I for one am a cosponsor of the For the People Act, which would dramatically reduce influence of special interests in our politics.
We must rebuild democracy’s brand. We must create a government that’s more responsive to the needs of our people.
We must be bold in our actions, whether it’s defeating the opioid epidemic or combating climate change.
To end on an optimistic note, I am encouraged that in the absence of a President willing to champion our greatest democratic values, we see democratic institutions and everyday citizens stepping up to fill the void.
We see our courts reigning in executive overreach.
We see civil society groups playing the critical role of watchdog.
We see a free press taking investigative journalism to a new level.
And if our democracy is in the midst of a great test, the American people are refusing to fail.
They are standing up for our values like never before, from the renewed activism of our citizens, to the record number of American women just elected to Congress, to the teenagers uniting in common cause to demand gun safety reforms.
The American people continue to be the greatest ambassadors of our nation’s character, reminding us of the sheer power of an informed democratic society living in freedom and without fear.
We must vigorously champion our values and defend the democratic norms that have empowered the American people to bend the arc of history towards progress for the past two hundred years.
When we champion these values, they echo far beyond our borders.
That is the story of our democracy.
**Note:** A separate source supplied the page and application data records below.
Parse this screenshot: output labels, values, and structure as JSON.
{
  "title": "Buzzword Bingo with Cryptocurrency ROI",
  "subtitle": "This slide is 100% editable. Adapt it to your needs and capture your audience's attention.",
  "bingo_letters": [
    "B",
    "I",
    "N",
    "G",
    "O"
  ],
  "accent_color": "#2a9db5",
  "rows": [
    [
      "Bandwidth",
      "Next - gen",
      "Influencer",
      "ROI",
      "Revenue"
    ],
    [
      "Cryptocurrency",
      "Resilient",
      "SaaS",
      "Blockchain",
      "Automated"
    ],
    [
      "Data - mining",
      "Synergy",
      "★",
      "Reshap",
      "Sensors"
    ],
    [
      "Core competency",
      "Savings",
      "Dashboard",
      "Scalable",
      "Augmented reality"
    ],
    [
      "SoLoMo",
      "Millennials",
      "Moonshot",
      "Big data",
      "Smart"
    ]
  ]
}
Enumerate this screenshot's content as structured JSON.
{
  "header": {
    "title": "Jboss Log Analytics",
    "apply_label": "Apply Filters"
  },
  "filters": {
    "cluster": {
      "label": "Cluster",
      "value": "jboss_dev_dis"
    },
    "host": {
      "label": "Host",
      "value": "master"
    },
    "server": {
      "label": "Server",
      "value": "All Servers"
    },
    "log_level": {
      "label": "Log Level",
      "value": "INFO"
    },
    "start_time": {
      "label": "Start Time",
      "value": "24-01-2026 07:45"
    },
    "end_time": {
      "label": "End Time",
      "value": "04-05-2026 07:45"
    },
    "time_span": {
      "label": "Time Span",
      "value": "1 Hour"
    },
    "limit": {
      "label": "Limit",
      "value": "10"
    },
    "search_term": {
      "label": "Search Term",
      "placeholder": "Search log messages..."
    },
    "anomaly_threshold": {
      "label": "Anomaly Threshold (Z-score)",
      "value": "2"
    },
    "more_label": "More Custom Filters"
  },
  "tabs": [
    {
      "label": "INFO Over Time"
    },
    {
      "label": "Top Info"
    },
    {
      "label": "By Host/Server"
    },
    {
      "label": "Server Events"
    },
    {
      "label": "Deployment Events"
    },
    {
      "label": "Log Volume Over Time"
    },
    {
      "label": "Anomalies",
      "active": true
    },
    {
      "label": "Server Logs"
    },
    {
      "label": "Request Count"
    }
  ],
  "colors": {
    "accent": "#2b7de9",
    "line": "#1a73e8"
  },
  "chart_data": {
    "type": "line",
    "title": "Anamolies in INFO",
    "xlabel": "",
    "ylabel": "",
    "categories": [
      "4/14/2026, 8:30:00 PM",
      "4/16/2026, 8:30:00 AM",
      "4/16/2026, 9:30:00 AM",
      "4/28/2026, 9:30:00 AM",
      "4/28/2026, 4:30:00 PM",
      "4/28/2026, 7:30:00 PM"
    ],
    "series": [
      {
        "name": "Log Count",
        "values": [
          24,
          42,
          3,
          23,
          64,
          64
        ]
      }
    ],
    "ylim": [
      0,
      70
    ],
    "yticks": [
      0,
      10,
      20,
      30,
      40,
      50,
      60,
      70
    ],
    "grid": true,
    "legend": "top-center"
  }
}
That is the power of our example.
And in the absence of a President willing to champion our democratic values, that is why we ‘small-d’ democrats still have a fighting chance.
Thank you very much for joining us and for listening.”
Juan Pachon (202) 224-4651